▶ **Aim of the task**
How many of the lines below hold the word "Menü"? Answer only with the number.

▶ **Dataset extract**
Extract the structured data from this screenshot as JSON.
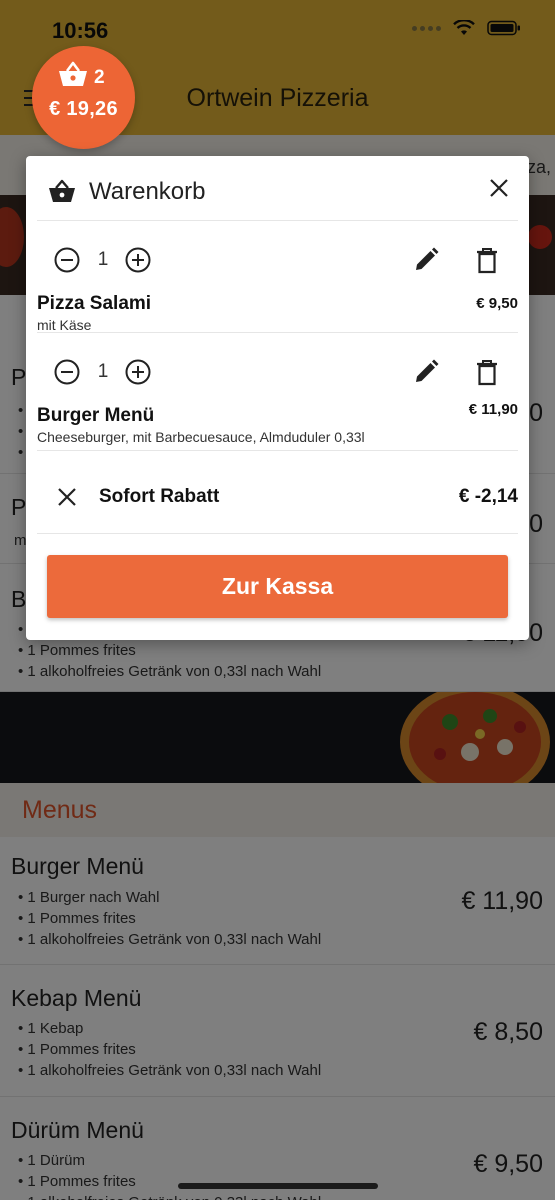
{
  "status_bar": {
    "time": "10:56"
  },
  "header": {
    "title": "Ortwein Pizzeria"
  },
  "cart_bubble": {
    "count": "2",
    "total": "€ 19,26"
  },
  "background": {
    "category_extra": "za,",
    "menu_cards": [
      {
        "name": "P",
        "items": [
          "•",
          "•",
          "•"
        ],
        "price": "0"
      },
      {
        "name": "P",
        "items": [
          "m"
        ],
        "price": "0"
      },
      {
        "name": "B",
        "items": [
          "• 1",
          "• 1 Pommes frites",
          "• 1 alkoholfreies Getränk von 0,33l nach Wahl"
        ],
        "price": "€ 11,90"
      }
    ],
    "section_title": "Menus",
    "menus": [
      {
        "name": "Burger Menü",
        "items": [
          "• 1 Burger nach Wahl",
          "• 1 Pommes frites",
          "• 1 alkoholfreies Getränk von 0,33l nach Wahl"
        ],
        "price": "€ 11,90"
      },
      {
        "name": "Kebap Menü",
        "items": [
          "• 1 Kebap",
          "• 1 Pommes frites",
          "• 1 alkoholfreies Getränk von 0,33l nach Wahl"
        ],
        "price": "€ 8,50"
      },
      {
        "name": "Dürüm Menü",
        "items": [
          "• 1 Dürüm",
          "• 1 Pommes frites",
          "• 1 alkoholfreies Getränk von 0,33l nach Wahl"
        ],
        "price": "€ 9,50"
      }
    ]
  },
  "cart": {
    "title": "Warenkorb",
    "items": [
      {
        "qty": "1",
        "name": "Pizza Salami",
        "desc": "mit Käse",
        "price": "€ 9,50"
      },
      {
        "qty": "1",
        "name": "Burger Menü",
        "desc": "Cheeseburger, mit Barbecuesauce, Almduduler 0,33l",
        "price": "€ 11,90"
      }
    ],
    "discount": {
      "label": "Sofort Rabatt",
      "value": "€ -2,14"
    },
    "checkout_label": "Zur Kassa"
  },
  "colors": {
    "header_bg": "#e6b637",
    "accent": "#ec6a3b",
    "section_title": "#e0552b"
  }
}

▶ **Finished exercise**
4